Journalist Robert Frederick primarily reports on physical sciences and economics, but will follow a good story wherever it leads. In doing so, he has reported on most sciences, health, policy, education and business. Working in multiple media, Frederick has credits ranging from Science to NPR, Financial Times to PNAS, among many others. He has held positions at Science, American Scientist, and St. Louis Public Radio. He currently freelances from western North Carolina.
Every writer needs to know how to speak well, whether you’re discussing a story with an editor, participating in a pitch slam, or—if your writing is a hit—being a good […] ...Keep Reading »
Writers often say that you can become a better writer simply by reading more.

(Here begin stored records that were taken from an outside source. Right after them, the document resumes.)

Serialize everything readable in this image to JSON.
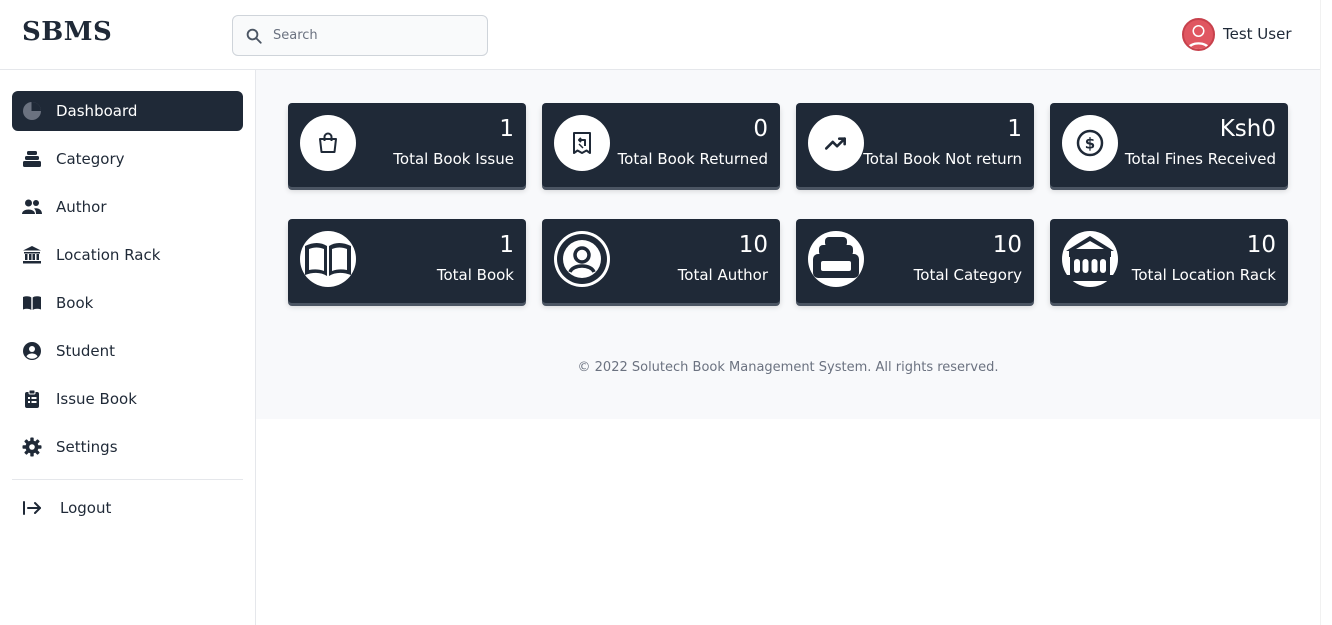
{
  "header": {
    "brand": "SBMS",
    "search": {
      "placeholder": "Search",
      "value": ""
    },
    "user": {
      "name": "Test User",
      "avatar_color": "#e05661"
    }
  },
  "sidebar": {
    "items": [
      {
        "label": "Dashboard",
        "icon": "pie-chart-icon",
        "active": true
      },
      {
        "label": "Category",
        "icon": "stack-icon",
        "active": false
      },
      {
        "label": "Author",
        "icon": "users-icon",
        "active": false
      },
      {
        "label": "Location Rack",
        "icon": "bank-icon",
        "active": false
      },
      {
        "label": "Book",
        "icon": "book-open-icon",
        "active": false
      },
      {
        "label": "Student",
        "icon": "user-circle-icon",
        "active": false
      },
      {
        "label": "Issue Book",
        "icon": "clipboard-list-icon",
        "active": false
      },
      {
        "label": "Settings",
        "icon": "gear-icon",
        "active": false
      }
    ],
    "logout": {
      "label": "Logout",
      "icon": "logout-icon"
    }
  },
  "stats": {
    "row1": [
      {
        "value": "1",
        "label": "Total Book Issue",
        "icon": "shopping-bag-icon"
      },
      {
        "value": "0",
        "label": "Total Book Returned",
        "icon": "receipt-refund-icon"
      },
      {
        "value": "1",
        "label": "Total Book Not return",
        "icon": "trending-up-icon"
      },
      {
        "value": "Ksh0",
        "label": "Total Fines Received",
        "icon": "dollar-circle-icon"
      }
    ],
    "row2": [
      {
        "value": "1",
        "label": "Total Book",
        "icon": "book-open-icon"
      },
      {
        "value": "10",
        "label": "Total Author",
        "icon": "user-circle-icon"
      },
      {
        "value": "10",
        "label": "Total Category",
        "icon": "stack-icon"
      },
      {
        "value": "10",
        "label": "Total Location Rack",
        "icon": "bank-icon"
      }
    ]
  },
  "footer": {
    "text": "© 2022 Solutech Book Management System. All rights reserved."
  },
  "colors": {
    "card_bg": "#1f2937",
    "active_nav_bg": "#1f2937",
    "main_bg": "#f8f9fb"
  }
}
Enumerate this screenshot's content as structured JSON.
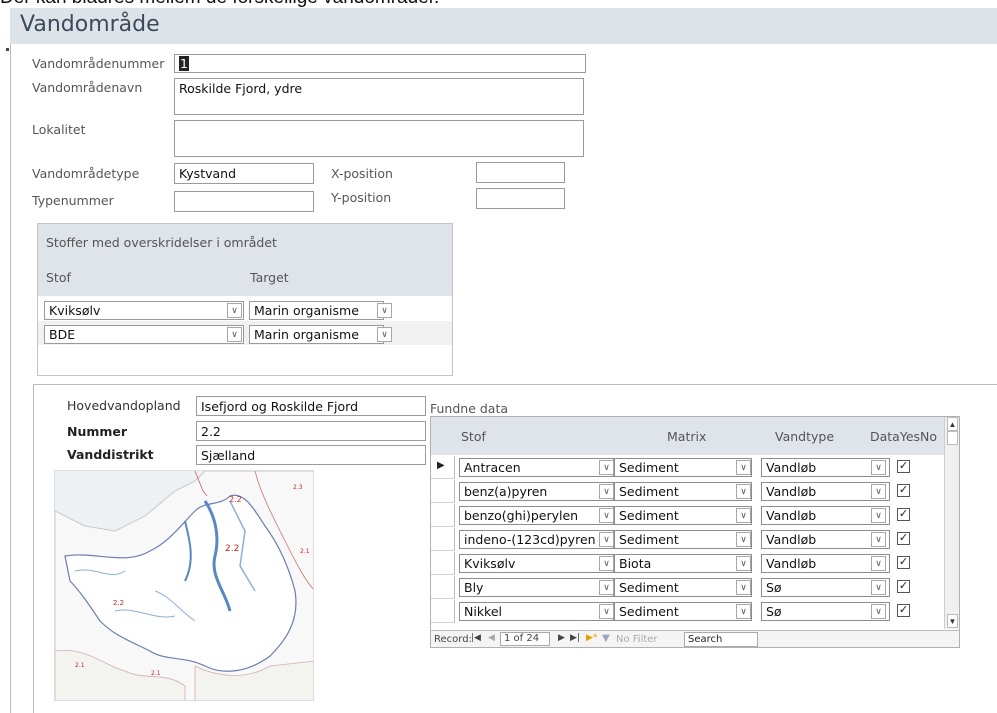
{
  "intro_text": "Der kan bladres mellem de forskellige vandområder.",
  "form": {
    "title": "Vandområde",
    "fields": {
      "nummer": {
        "label": "Vandområdenummer",
        "value": "1"
      },
      "navn": {
        "label": "Vandområdenavn",
        "value": "Roskilde Fjord, ydre"
      },
      "lokalitet": {
        "label": "Lokalitet",
        "value": ""
      },
      "type": {
        "label": "Vandområdetype",
        "value": "Kystvand"
      },
      "typenummer": {
        "label": "Typenummer",
        "value": ""
      },
      "xpos": {
        "label": "X-position",
        "value": ""
      },
      "ypos": {
        "label": "Y-position",
        "value": ""
      }
    }
  },
  "overskridelser": {
    "title": "Stoffer med overskridelser i området",
    "col_stof": "Stof",
    "col_target": "Target",
    "rows": [
      {
        "stof": "Kviksølv",
        "target": "Marin organisme"
      },
      {
        "stof": "BDE",
        "target": "Marin organisme"
      }
    ]
  },
  "opland": {
    "hovedvandopland_label": "Hovedvandopland",
    "hovedvandopland_value": "Isefjord og Roskilde Fjord",
    "nummer_label": "Nummer",
    "nummer_value": "2.2",
    "vanddistrikt_label": "Vanddistrikt",
    "vanddistrikt_value": "Sjælland"
  },
  "map": {
    "labels": [
      "2.2",
      "2.3",
      "2.2",
      "2.1",
      "2.2",
      "2.1",
      "2.1"
    ]
  },
  "fundne": {
    "title": "Fundne data",
    "headers": {
      "stof": "Stof",
      "matrix": "Matrix",
      "vandtype": "Vandtype",
      "datayesno": "DataYesNo"
    },
    "rows": [
      {
        "stof": "Antracen",
        "matrix": "Sediment",
        "vandtype": "Vandløb",
        "checked": true
      },
      {
        "stof": "benz(a)pyren",
        "matrix": "Sediment",
        "vandtype": "Vandløb",
        "checked": true
      },
      {
        "stof": "benzo(ghi)perylen",
        "matrix": "Sediment",
        "vandtype": "Vandløb",
        "checked": true
      },
      {
        "stof": "indeno-(123cd)pyren",
        "matrix": "Sediment",
        "vandtype": "Vandløb",
        "checked": true
      },
      {
        "stof": "Kviksølv",
        "matrix": "Biota",
        "vandtype": "Vandløb",
        "checked": true
      },
      {
        "stof": "Bly",
        "matrix": "Sediment",
        "vandtype": "Sø",
        "checked": true
      },
      {
        "stof": "Nikkel",
        "matrix": "Sediment",
        "vandtype": "Sø",
        "checked": true
      }
    ],
    "nav": {
      "record_label": "Record:",
      "position": "1 of 24",
      "filter": "No Filter",
      "search": "Search"
    }
  },
  "colors": {
    "header_bg": "#dee3ea",
    "check": "#222222"
  }
}
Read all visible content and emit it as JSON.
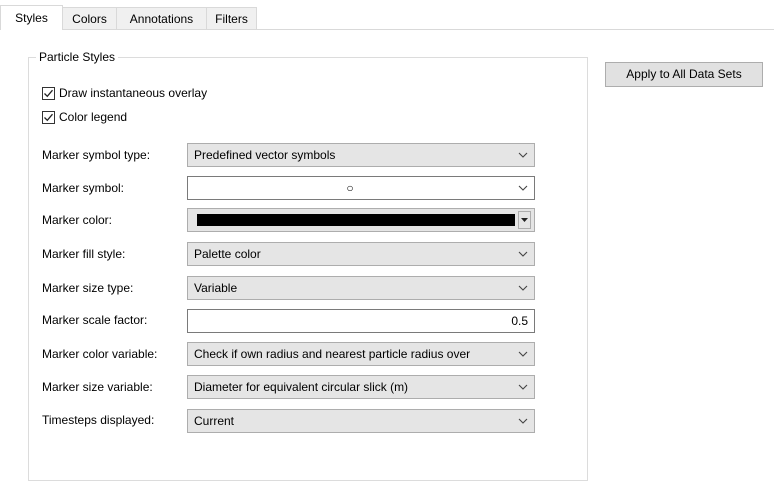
{
  "tabs": [
    {
      "label": "Styles",
      "active": true
    },
    {
      "label": "Colors",
      "active": false
    },
    {
      "label": "Annotations",
      "active": false
    },
    {
      "label": "Filters",
      "active": false
    }
  ],
  "group": {
    "title": "Particle Styles",
    "checkboxes": [
      {
        "label": "Draw instantaneous overlay",
        "checked": true
      },
      {
        "label": "Color legend",
        "checked": true
      }
    ],
    "fields": {
      "marker_symbol_type": {
        "label": "Marker symbol type:",
        "value": "Predefined vector symbols"
      },
      "marker_symbol": {
        "label": "Marker symbol:",
        "value": "○"
      },
      "marker_color": {
        "label": "Marker color:",
        "value": "#000000"
      },
      "marker_fill_style": {
        "label": "Marker fill style:",
        "value": "Palette color"
      },
      "marker_size_type": {
        "label": "Marker size type:",
        "value": "Variable"
      },
      "marker_scale_factor": {
        "label": "Marker scale factor:",
        "value": "0.5"
      },
      "marker_color_variable": {
        "label": "Marker color variable:",
        "value": "Check if own radius and nearest particle radius over"
      },
      "marker_size_variable": {
        "label": "Marker size variable:",
        "value": "Diameter for equivalent circular slick (m)"
      },
      "timesteps_displayed": {
        "label": "Timesteps displayed:",
        "value": "Current"
      }
    }
  },
  "buttons": {
    "apply_all": "Apply to All Data Sets"
  },
  "icons": {
    "checkmark": "checkmark-icon",
    "dropdown": "chevron-down-icon",
    "dropdown_small": "triangle-down-icon"
  }
}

Yes, and everyone from Stephen King to Belle Beth Cooper to your high school English teacher […] ...Keep Reading »
There’s a venerable rule in business: never work for friends. Many writers are in support of this rule. Others attempt to debunk it. Still others offer helpful how-tos, say, if […] ...Keep Reading »
Before there were videos, pictures, audio recordings, or even ‘paper to dirty’ with written words (thank you, Carl Sandburg), there was speech. Whenever I’m having writing trouble, I try to remind […] ...Keep Reading »
As a radio reporter, I had to record my phone interviews. When I started print reporting, I tried just taking notes, and then went back to recording. Ultimately, I found […] ...Keep Reading »
Helping put together a book has taught me a lot about the writing, editing, production, and marketing of a book. For me, this was learning by doing: trial and error. […] ...Keep Reading »